The aim of this study was to identify existing gender roles in greenhouse vegetable production in the Antalya Province of Turkey. For this purpose, we conducted face-to-face interviews with the owners of 50 vegetable-producing greenhouses to understand the dominant household structures, activity profiles, information sources, training needs, access to resources, control over resources, and intrahousehold income stream. Activity profiles reflected the hours per day men and women spent on specific greenhouse production and household tasks. We observed access to and control of production resources as well as intrahousehold income streams for the two genders. Compared with men, women had higher illiteracy rates and lower levels of education. They also had overall heavier workloads despite having similar workloads in the greenhouse (productive activities), the difference resulting from household (reproductive activities) which were carried out mainly by women. Women received most agricultural information from neighbors, while men obtained most information from chemical salespeople. Notably, men received some information from the agricultural extension service, but women did not. Women also had less access to and control over productive resources. Furthermore, the intrahousehold income streams in the selected households benefited men more than women. In this study, we compared differences among three independent demographic variables: the age of producers, the level of education of the producers, and years of experience farming against women’s ability to prepare the family budget, spend money without asking her spouse, purchase of agricultural inputs, and select which vegetables to produce. Statistically significant links were found between women’s age and ability to manage the family budget, education level and ability to make purchase decisions, and years of production experience and ability to select which vegetables to purchase. The results of this study provide evidence for an unequal social structure and show that efforts should be made to increase women’s access to and control of production resources, including information from the extension service.
Robin G. Brumfield and Burhan Ozkan
Burhan Ozkan, Robin G. Brumfield and Osman Karaguzel
Turkish cut-flower exports grew from about $100,000 in 1985 to $11 million in 1995 (not adjusted for inflation). Since this is a growing industry in Turkey, we wanted to examine the production structure and main problems of export-oriented contract growers. We surveyed 33 cut-flower export growers and 30 contract growers between May and July 1997. We conducted the survey in the Antalya province, which is the center of the export-oriented cut-flower production in Turkey. The results indicate that cut-flower companies were not highly mechanized, but did use computerized accounting systems. Transportation of cut flowers to foreign markets was the largest expense item in the cut-flower industry. Despite a high rate of unemployment, cut-flower companies face difficulties in obtaining and keeping qualified employees. Managers tended not to use specific performance indicators such as sales per employee or sales per square foot relevant to the cut-flower industry. The most common method for arranging cut-flower export sales was personal contact with the importers. Contracts between firms which grew and exported flowers and smaller contract growers were common, but some problems existed concerning quality and financial obligations. Growers are using fewer commission contracts and are instead opting to sell on a fixed-price basis. The main concerns raised by managers were related to increased competition, price-cutting, transportation expenses for export, training, and labor supply.

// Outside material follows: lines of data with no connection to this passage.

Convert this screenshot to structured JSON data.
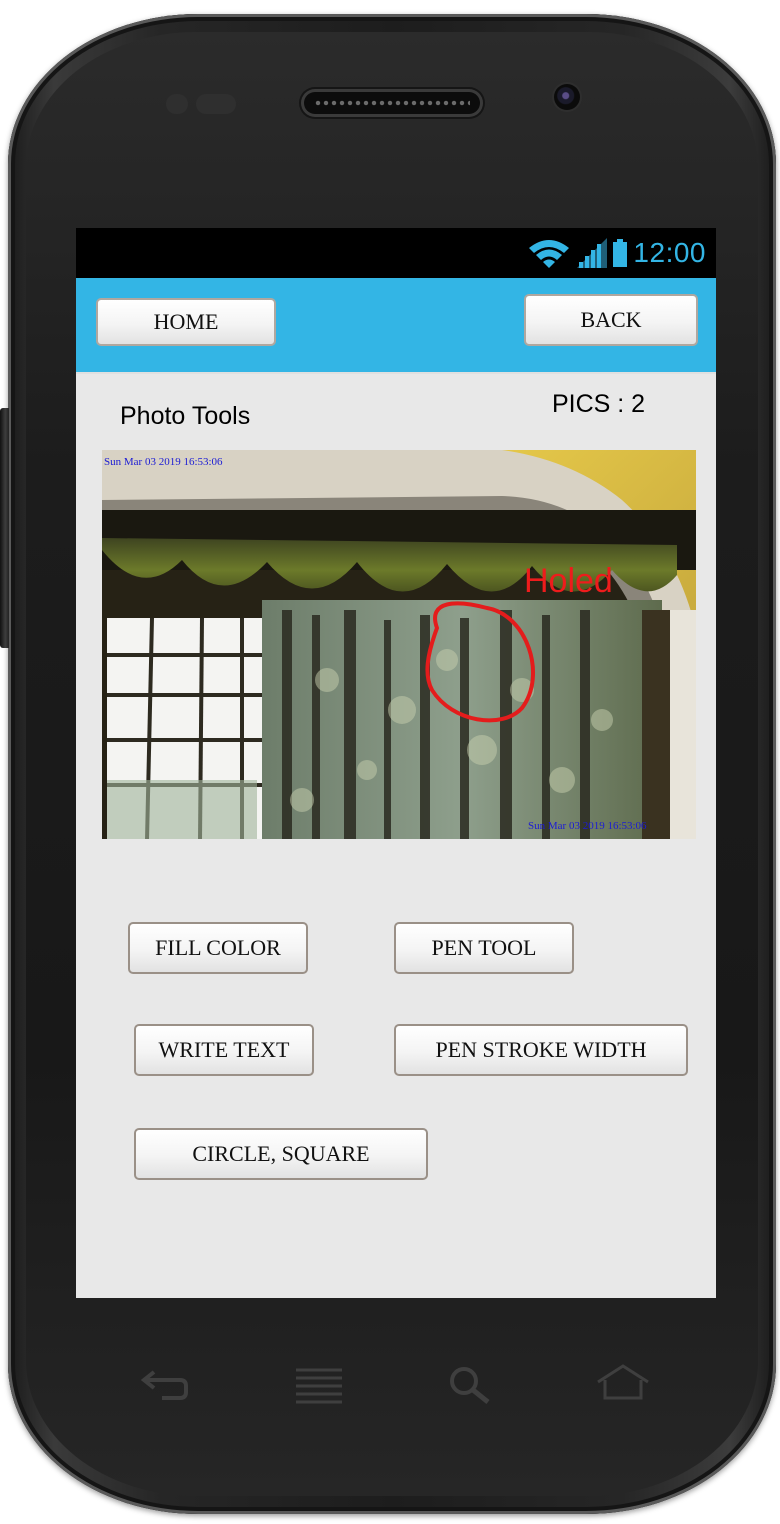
{
  "status_bar": {
    "time": "12:00",
    "wifi_icon": "wifi-icon",
    "signal_icon": "signal-icon",
    "battery_icon": "battery-icon",
    "accent_color": "#33b5e5"
  },
  "header": {
    "home_label": "HOME",
    "back_label": "BACK",
    "background_color": "#33b5e5"
  },
  "page": {
    "title": "Photo Tools",
    "pics_count": "PICS : 2"
  },
  "photo": {
    "timestamp_top": "Sun Mar 03 2019 16:53:06",
    "timestamp_bottom": "Sun Mar 03 2019 16:53:06",
    "annotation_text": "Holed",
    "annotation_color": "#ee1c1c"
  },
  "tools": {
    "fill_color": "FILL COLOR",
    "pen_tool": "PEN TOOL",
    "write_text": "WRITE TEXT",
    "pen_stroke_width": "PEN STROKE WIDTH",
    "circle_square": "CIRCLE, SQUARE"
  },
  "nav_keys": {
    "back": "back-arrow-icon",
    "menu": "menu-icon",
    "search": "search-icon",
    "home": "home-icon"
  }
}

Cengiz Sayin, Robin G. Brumfield, M. Nisa Mencet and Burhan Ozkan
In the past decade, organic production has become a growing segment of the healthy food market. Organic farming is expanding gradually in many countries, and consumption of organic products is gaining a huge importance in the developed countries, such as the U.S., countries in the European Union (EU), Canada, and Japan. The increase of domestic market demand in developed countries and export potential for developing countries has stimulated organic agricultural production. In this report, we briefly examine the development of the world organic market and examine regulations with regard to production and certification. We also provide a detailed review of the current structure of organic food production and marketing in Turkey, a developing country with advantages to increase organic production. The overall picture of organic products in Turkey seems very positive. The size of the domestic market for organic products is estimated to be $3 to $5 million, with annual growth projected to be about 50% for the next 5 years. Eighty percent of current production in Turkey is export-oriented. The EU has been the main export destination. The positive market outlook will no doubt create a renewed interest in organic products among Turkish farmers and policy makers.